SA Rugby have released a statement with regards to Kings selections of foreign players.
The South African Rugby Union (SARU) has established an investigation into a suspected breach of SARU’s Vodacom Super Rugby participation agreement by the Southern Kings.
Jurie Roux, CEO of SARU, contacted Cheeky Watson, the chairman of the Kings board, on Tuesday to advise him of the inquiry and also to caution him against any potential breaches.
The matter was discussed by an emergency teleconference of the Executive Council (Exco) of SARU on Tuesday. The Exco, in accordance with the SARU Disciplinary and Judicial Regulations, decided to appoint a judicial sub-committee to investigate the allegation.
In the event of a breach being proved there is a wide range of sanctions available, starting from a caution to a maximum fine of R1m or a recommendation to the General Council to suspend or expel the offending organisation.
Kings release in response to the issue
Eastern Province Rugby President, Cheeky Watson, can confirm that he was contacted telephonically by the leadership of the South African Rugby Union (SARU) in connection with the issue of foreign players that were fielded during the game against the Chiefs on 18 March 2013.
“I have received a call from SA Rugby, and while there is a difference of opinion relating to the definition of foreign players, it is my duty to submit to the guidance of the governing body of SARU,” he said.
Elaborating on the issue of the definition of foreign players, Watson said, “In the process leading up to the signing of foreign players last year, we were led to believe and even encouraged to sign Argentinean players – who currently participate in the Vodacom Cup as Pampas – with the understanding that they would not be considered as foreign players, in the same way as Daniel Adongo, who is from Kenya, is not considered a foreign player.”
“That being said, the sanctions which are being considered against the Southern Kings, as per the statement issued by SARU, have been clearly conveyed to me,” he said.
Watson said that in light of this, the decision has been made to submit to SARU’s guidance on the matter.

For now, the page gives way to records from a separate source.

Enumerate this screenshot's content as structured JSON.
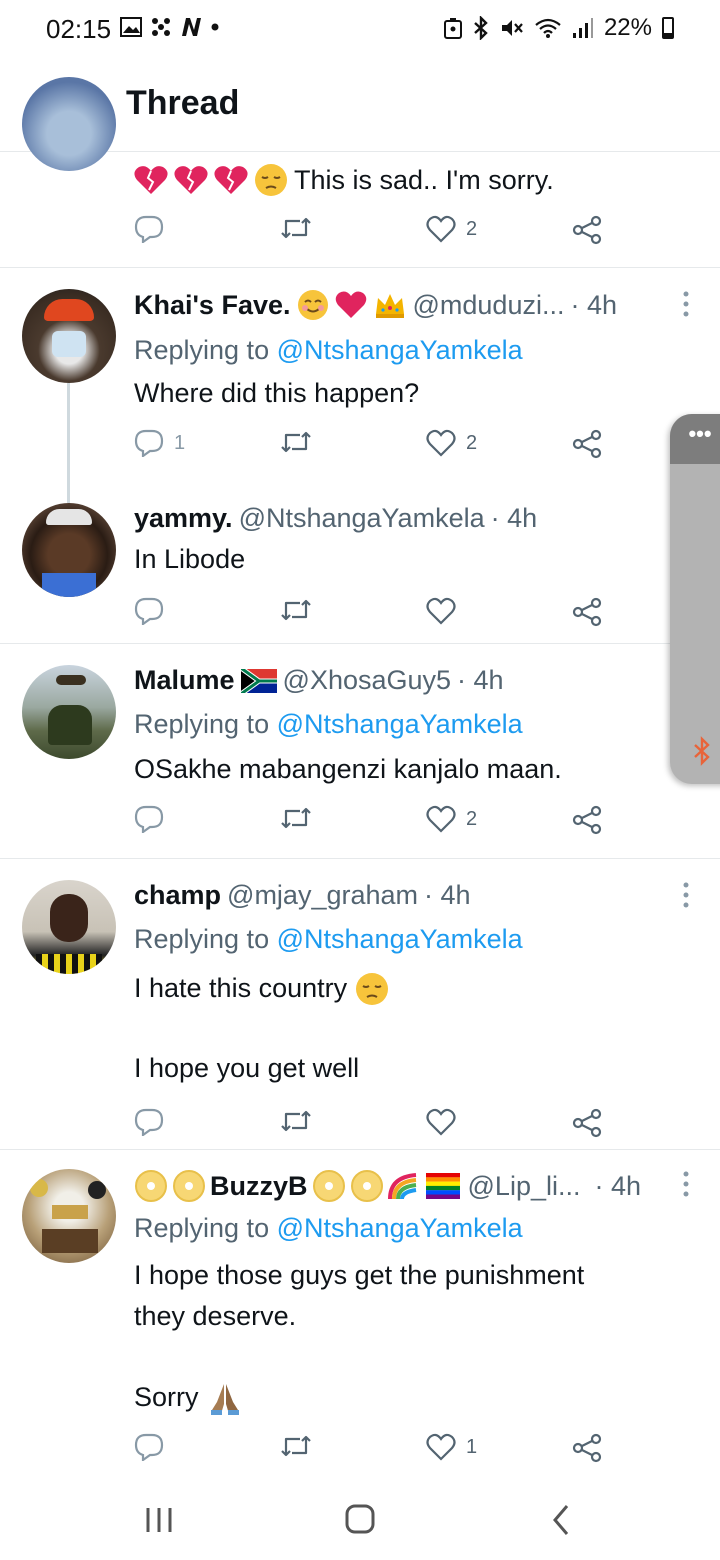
{
  "status_bar": {
    "time": "02:15",
    "battery": "22%"
  },
  "header": {
    "title": "Thread"
  },
  "tweets": [
    {
      "text": "This is sad.. I'm sorry.",
      "like_count": "2"
    },
    {
      "name": "Khai's Fave.",
      "handle": "@mduduzi...",
      "time": "· 4h",
      "replying_prefix": "Replying to",
      "replying_to": "@NtshangaYamkela",
      "text": "Where did this happen?",
      "reply_count": "1",
      "like_count": "2"
    },
    {
      "name": "yammy.",
      "handle": "@NtshangaYamkela",
      "time": "· 4h",
      "text": "In Libode"
    },
    {
      "name": "Malume",
      "handle": "@XhosaGuy5",
      "time": "· 4h",
      "replying_prefix": "Replying to",
      "replying_to": "@NtshangaYamkela",
      "text": "OSakhe mabangenzi kanjalo maan.",
      "like_count": "2"
    },
    {
      "name": "champ",
      "handle": "@mjay_graham",
      "time": "· 4h",
      "replying_prefix": "Replying to",
      "replying_to": "@NtshangaYamkela",
      "text_a": "I hate this country",
      "text_b": "I hope you get well"
    },
    {
      "name": "BuzzyB",
      "handle": "@Lip_li...",
      "time": "· 4h",
      "replying_prefix": "Replying to",
      "replying_to": "@NtshangaYamkela",
      "text_a": "I hope those guys get the punishment\nthey deserve.",
      "text_b": "Sorry",
      "like_count": "1"
    }
  ],
  "side_panel": {
    "menu_glyph": "•••"
  },
  "colors": {
    "link": "#1d9bf0",
    "muted": "#536471",
    "text": "#0f1419",
    "divider": "#e6e9eb"
  },
  "icons": [
    "back-arrow-icon",
    "reply-icon",
    "retweet-icon",
    "heart-icon",
    "share-icon",
    "more-vertical-icon",
    "bluetooth-icon",
    "recent-apps-icon",
    "home-icon",
    "back-icon"
  ]
}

“I am on record as having clearly stated that our treatment and entrance into Super Rugby, and the entire process to date, has disadvantaged us tremendously,” said Watson.
“However, no-one can dispute the fact that we are the first of the Super Rugby franchises added to the competition to have won our first game. We have also had a record of over 100,000 spectators through the gates of Nelson Mandela Bay stadium in our first three home games,” he said.
“We have proven in the last three games that we have played, by the attendance and the support of the spectators that we will fight and we will show our true colours as our emblem emblazons, the spear and the shield,” he said.
“As Winston Churchill once said “We shall never surrender.””